Coming off the energy of ‘Stars Dance’, ‘Revival’ is like coming home after few drinks with your friends and finding your home lit only by candles with a trail of rose petals leading up to your bedroom. At first, you’re thrown off by the change of energy. But the curiosity moves you slowly through the candlelit foyer to the sensual vibes of tracks like “Same Old Love” and “Sober” before making it to the hallway. This is where Selena reminisces of previous relationships and offers the mysterious sounds of “Good For You” and “Camouflage”. Here, she proclaims she has, “so much shit to say.” You finally reach the bedroom to find it empty. The climax is not a lover but actually yourself with self-empowering tracks like “Survivors” and the finale track “Rise”.

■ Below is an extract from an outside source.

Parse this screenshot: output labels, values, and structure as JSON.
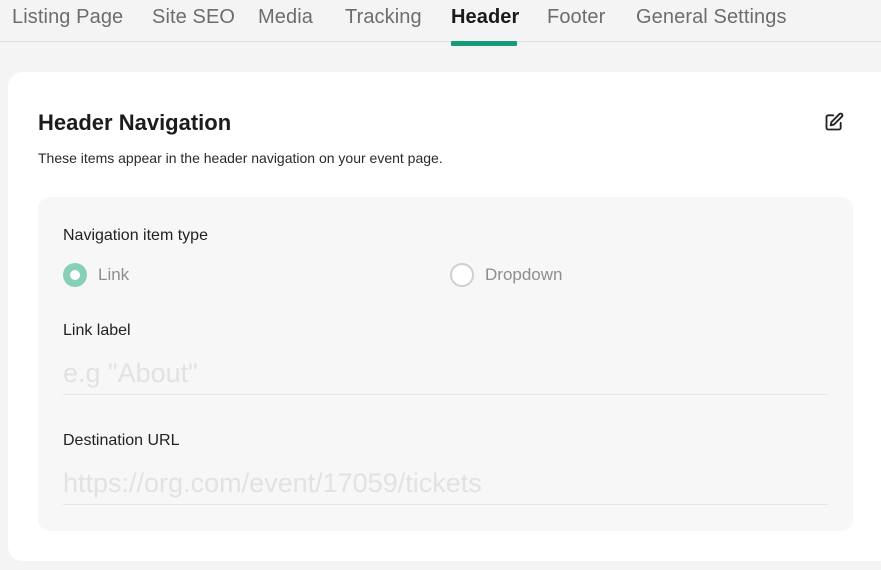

The album takes your mind outside of the “schoolyard crushes” and “intro to house parties” environments that her previous teen albums seemed to have taken place. And this successfully allows Selena to tell her story as an empowered and mature young woman. Though mostly a sensual #BedroomMusic vibe through the entire album, tracks like “Body Heat” and “Me and the Rhythm” give a spark of fire to keep the album interesting and fun.
Overall, I think Selena Gomez perfectly executed her emancipation (in her own way) from the teen image she once had and offers a cohesive album for the more experienced listener.